    It had its moments. In a way, it was almost a dry run for Quantum of Solace (whether that's good or bad depends on your opinion of that flick). It was tough and gritty, Robert Davi was an excellent villain, and the truck chase at the end was full of some pretty spectacular stunt work. On the other hand, it looked cheap and like an episode of Miami Vice at times. Clearly they were trying to compete with the R-rated action of the time, like Die Hard and Lethal Weapon. Also, while Dalton excelled at the moody and serious aspects of the character he was not much good with humor or swagger. But overall, I, too, prefer it to some of the Brosnan entries.

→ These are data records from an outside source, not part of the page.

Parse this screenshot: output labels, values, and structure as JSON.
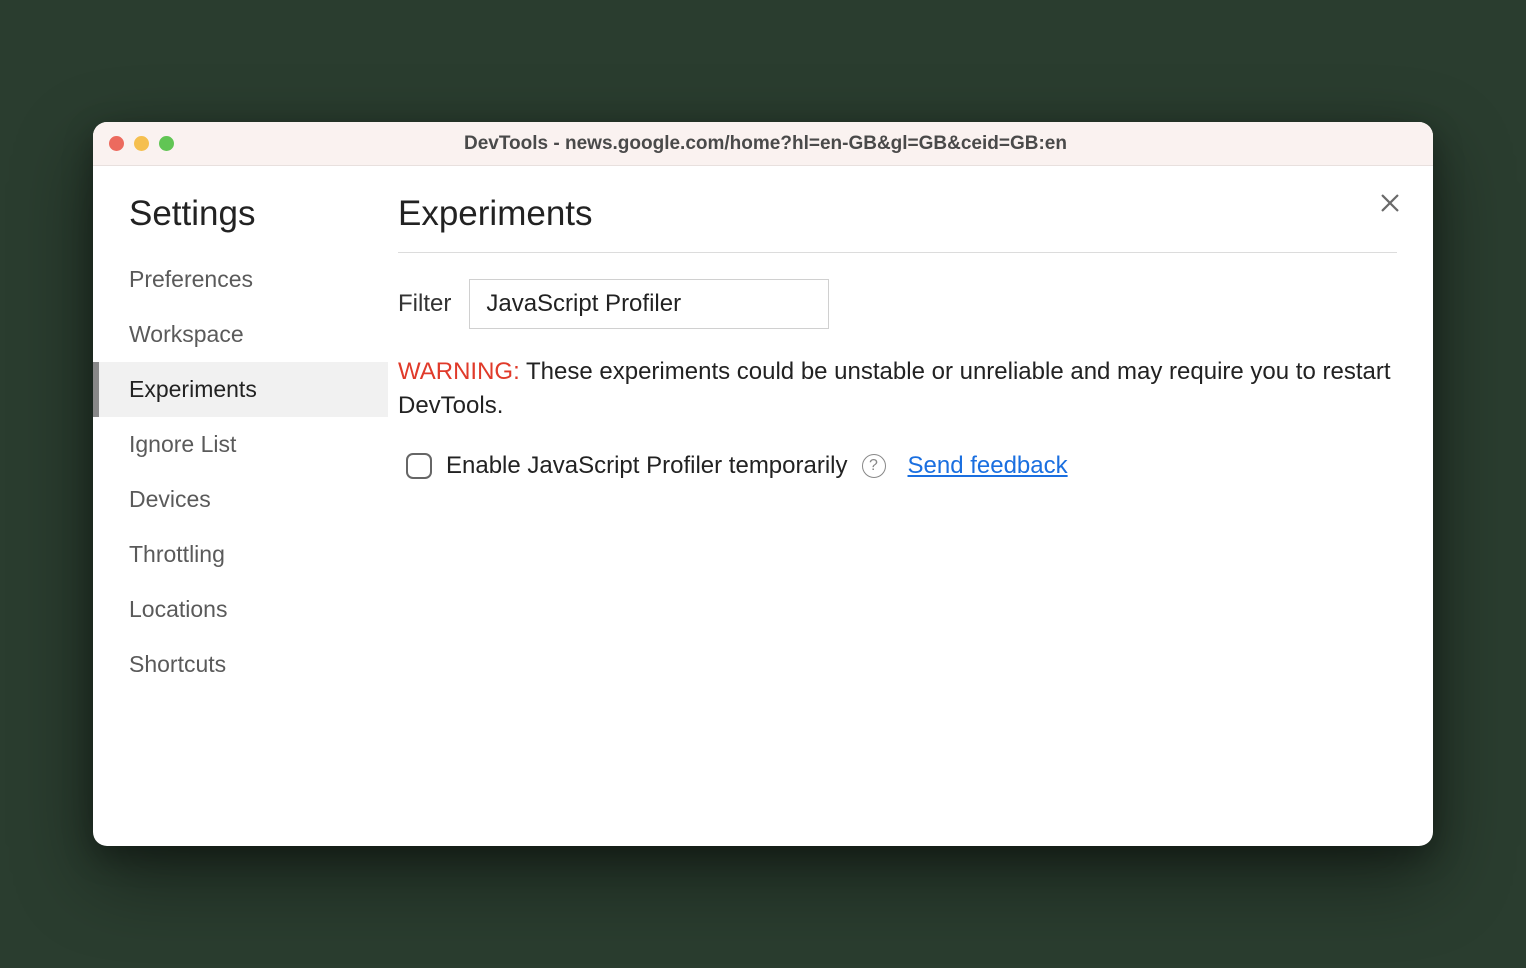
{
  "window": {
    "title": "DevTools - news.google.com/home?hl=en-GB&gl=GB&ceid=GB:en"
  },
  "sidebar": {
    "title": "Settings",
    "items": [
      {
        "label": "Preferences",
        "active": false
      },
      {
        "label": "Workspace",
        "active": false
      },
      {
        "label": "Experiments",
        "active": true
      },
      {
        "label": "Ignore List",
        "active": false
      },
      {
        "label": "Devices",
        "active": false
      },
      {
        "label": "Throttling",
        "active": false
      },
      {
        "label": "Locations",
        "active": false
      },
      {
        "label": "Shortcuts",
        "active": false
      }
    ]
  },
  "main": {
    "title": "Experiments",
    "filter": {
      "label": "Filter",
      "value": "JavaScript Profiler"
    },
    "warning": {
      "prefix": "WARNING:",
      "text": " These experiments could be unstable or unreliable and may require you to restart DevTools."
    },
    "experiment": {
      "label": "Enable JavaScript Profiler temporarily",
      "checked": false,
      "help": "?",
      "feedback": "Send feedback"
    }
  }
}
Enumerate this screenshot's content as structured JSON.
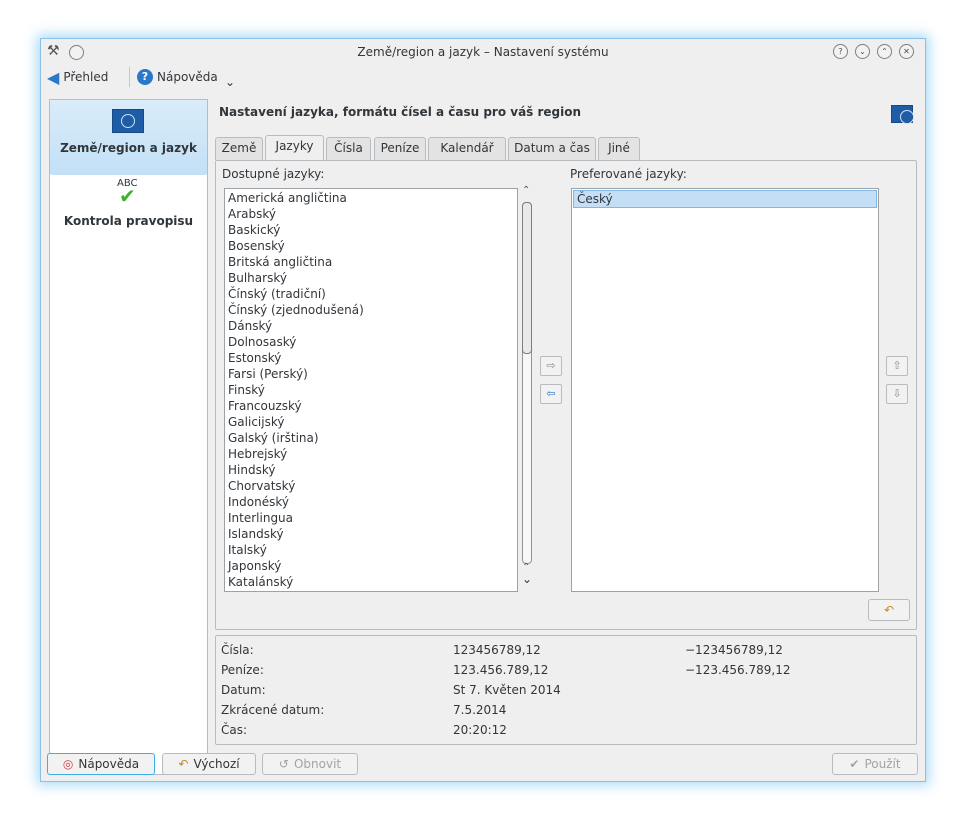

And the less said about Never Say Never Again, the better. How come Connery looks younger in that one than DAF, which was 12 years earlier? Weird...

  • June 16, 2011, 6:13 p.m. CST

    TLD soundtrack was good...

    by Turd_Has_Risen_From_The_Gravy

    And the last one scored by John Barry for that matter.

  • June 16, 2011, 6:15 p.m. CST

    LTK cheapness

    by Hipshot

    I'm glad somebody said that. The rumor is that they were having budget problems, and that sense of 'cheapness' is all over it. Ugh! That...and the women were the sexual aggressors, rather than Bond tearing through them like tissue paper in his rage for vengeance. Oh, and Timothy Dalton's fight choreography, which was terrible. But I actually liked Dalton, and think he really tried.

  • June 16, 2011, 6:19 p.m. CST

    writefortheedit, it's Maryam D'Abo in TLD, actually...

    by Turd_Has_Risen_From_The_Gravy

    Olivia D'Abo was her younger sister and appeared in Conan the Destroyer at age fourteen (making grown men feel like pedos). They were both hot, and would have made a great 'combo'. Ahem.

  • June 16, 2011, 6:32 p.m. CST

    Turd: Maryam, of course...

    by WriteForTheEdit

    Jesus, yeah, dem sisters is aight...

  • June 16, 2011, 7:01 p.m. CST

    Yeah, that's what I meant

    by Ruester

    Sure LTK was campy and cheap, but at least it was fun! Fun, Goddamnit! I think LTK is the over-rated film to overly criticize of series. Does that make sense?

  • June 16, 2011, 9:37 p.m. CST

    I always liked Timothy Dalton's movies

    by lochkray

    But then, I always go with the cliche that all Bond movies are like pizza and sex...even when they're bad, they're still good.

  • June 17, 2011, 8:14 a.m. CST

    License to Kill

    by dukeroberts

    Dalton is my least favorite Bond and LTK is my least favorite Bond movie, but I still sat down and watched it when it was on TV several months ago. So, I agree, Bond movies are like pizza and sex. The Living Daylights was pretty damn good though.

  • June 17, 2011, 10:24 a.m. CST

    Bond ratings

    by TinkerTIW

    OHMSS is my favorite, but I'd go FRWL and Goldfinger as 2 & 3 (and Craig's CR as 4th). OHMSS and FRWL were the two that were closest to the books they were based on, which explains why they were so well done. Lazenby was at a showing of OHMSS at the Aero in Santa Monica last September and his first words when introduced after the movie were "too bad that guy couldn't act." (He told an hour's worth of great stories and it was taped, but I've never seen the interview released anywhere.)

  • June 17, 2011, 12:52 p.m. CST

    Most beautiful Bond girl>> Jane Seymour in Live and Let Die

    by tritium

    Hands down classic beauty.

  • June 17, 2011, 2:46 p.m. CST

    Still a big opportunity being missed.

    by daglesj

    And thats for someone to remake the Bonds. Let me finish.... I dont mean the movies as such but the books. Let someone have a crack at making the books into films (or decent TV dramatisations) as they are actually plotted and written. Would be interesting to see them as the books envisaged. Take The Spy Who loved Me, Bond doesnt actually appear till about half way through the book. Would be really interesting I think.